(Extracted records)

● ● ● ● ●

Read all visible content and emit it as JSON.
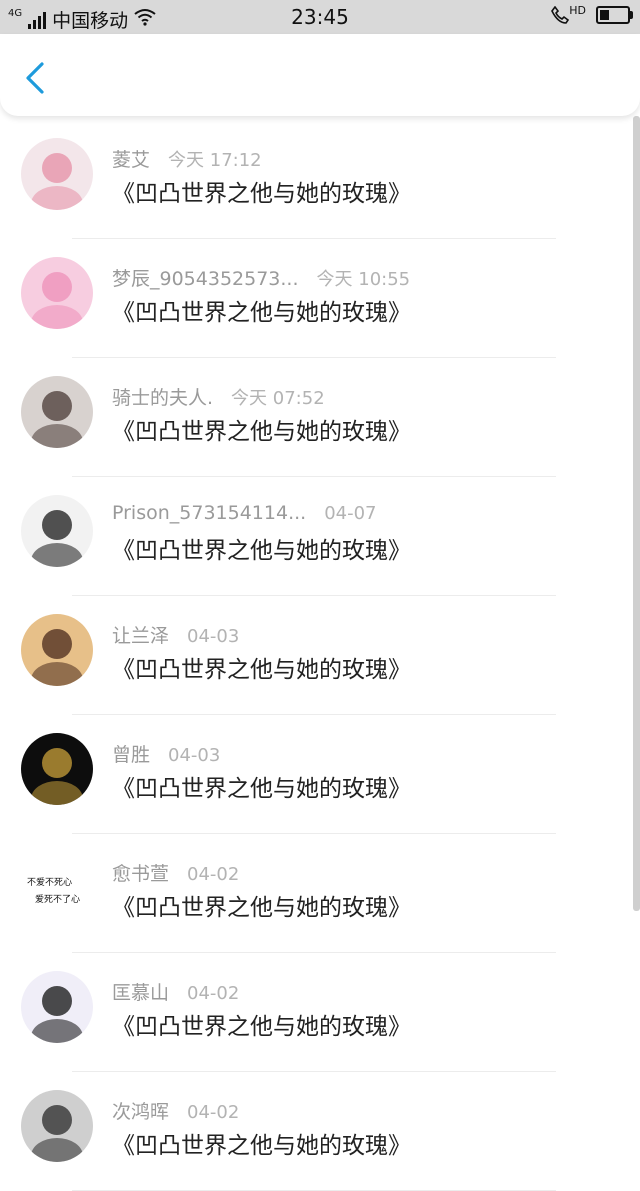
{
  "status_bar": {
    "carrier": "中国移动",
    "network": "4G",
    "time": "23:45",
    "hd_label": "HD",
    "battery_level": 0.35
  },
  "nav": {
    "back_icon": "chevron-left-icon",
    "accent_color": "#1e9bdc"
  },
  "comments": [
    {
      "name": "菱艾",
      "time": "今天 17:12",
      "title": "《凹凸世界之他与她的玫瑰》",
      "avatar_color": "#f3e6ea",
      "avatar_accent": "#e58fa6"
    },
    {
      "name": "梦辰_9054352573...",
      "time": "今天 10:55",
      "title": "《凹凸世界之他与她的玫瑰》",
      "avatar_color": "#f7cde0",
      "avatar_accent": "#ee8fb8"
    },
    {
      "name": "骑士的夫人.",
      "time": "今天 07:52",
      "title": "《凹凸世界之他与她的玫瑰》",
      "avatar_color": "#d8d2cf",
      "avatar_accent": "#4a3a36"
    },
    {
      "name": "Prison_573154114...",
      "time": "04-07",
      "title": "《凹凸世界之他与她的玫瑰》",
      "avatar_color": "#f2f2f2",
      "avatar_accent": "#1a1a1a"
    },
    {
      "name": "让兰泽",
      "time": "04-03",
      "title": "《凹凸世界之他与她的玫瑰》",
      "avatar_color": "#e7c089",
      "avatar_accent": "#4a2a1c"
    },
    {
      "name": "曾胜",
      "time": "04-03",
      "title": "《凹凸世界之他与她的玫瑰》",
      "avatar_color": "#0d0d0d",
      "avatar_accent": "#c9a03a"
    },
    {
      "name": "愈书萱",
      "time": "04-02",
      "title": "《凹凸世界之他与她的玫瑰》",
      "avatar_color": "#ffffff",
      "avatar_accent": "#111111",
      "avatar_text_1": "不爱不死心",
      "avatar_text_2": "爱死不了心"
    },
    {
      "name": "匡慕山",
      "time": "04-02",
      "title": "《凹凸世界之他与她的玫瑰》",
      "avatar_color": "#f0eef8",
      "avatar_accent": "#111111"
    },
    {
      "name": "次鸿晖",
      "time": "04-02",
      "title": "《凹凸世界之他与她的玫瑰》",
      "avatar_color": "#cfcfcf",
      "avatar_accent": "#2a2a2a"
    }
  ]
}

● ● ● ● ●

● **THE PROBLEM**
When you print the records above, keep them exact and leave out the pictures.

● **SOLUTION FOR THIS PROBLEM**
Read all visible content and emit it as JSON.
{
  "status_bar": {
    "carrier": "中国移动",
    "network": "4G",
    "time": "23:45",
    "hd_label": "HD",
    "battery_level": 0.35
  },
  "nav": {
    "back_icon": "chevron-left-icon",
    "accent_color": "#1e9bdc"
  },
  "comments": [
    {
      "name": "菱艾",
      "time": "今天 17:12",
      "title": "《凹凸世界之他与她的玫瑰》",
      "avatar_color": "#f3e6ea",
      "avatar_accent": "#e58fa6"
    },
    {
      "name": "梦辰_9054352573...",
      "time": "今天 10:55",
      "title": "《凹凸世界之他与她的玫瑰》",
      "avatar_color": "#f7cde0",
      "avatar_accent": "#ee8fb8"
    },
    {
      "name": "骑士的夫人.",
      "time": "今天 07:52",
      "title": "《凹凸世界之他与她的玫瑰》",
      "avatar_color": "#d8d2cf",
      "avatar_accent": "#4a3a36"
    },
    {
      "name": "Prison_573154114...",
      "time": "04-07",
      "title": "《凹凸世界之他与她的玫瑰》",
      "avatar_color": "#f2f2f2",
      "avatar_accent": "#1a1a1a"
    },
    {
      "name": "让兰泽",
      "time": "04-03",
      "title": "《凹凸世界之他与她的玫瑰》",
      "avatar_color": "#e7c089",
      "avatar_accent": "#4a2a1c"
    },
    {
      "name": "曾胜",
      "time": "04-03",
      "title": "《凹凸世界之他与她的玫瑰》",
      "avatar_color": "#0d0d0d",
      "avatar_accent": "#c9a03a"
    },
    {
      "name": "愈书萱",
      "time": "04-02",
      "title": "《凹凸世界之他与她的玫瑰》",
      "avatar_color": "#ffffff",
      "avatar_accent": "#111111",
      "avatar_text_1": "不爱不死心",
      "avatar_text_2": "爱死不了心"
    },
    {
      "name": "匡慕山",
      "time": "04-02",
      "title": "《凹凸世界之他与她的玫瑰》",
      "avatar_color": "#f0eef8",
      "avatar_accent": "#111111"
    },
    {
      "name": "次鸿晖",
      "time": "04-02",
      "title": "《凹凸世界之他与她的玫瑰》",
      "avatar_color": "#cfcfcf",
      "avatar_accent": "#2a2a2a"
    }
  ]
}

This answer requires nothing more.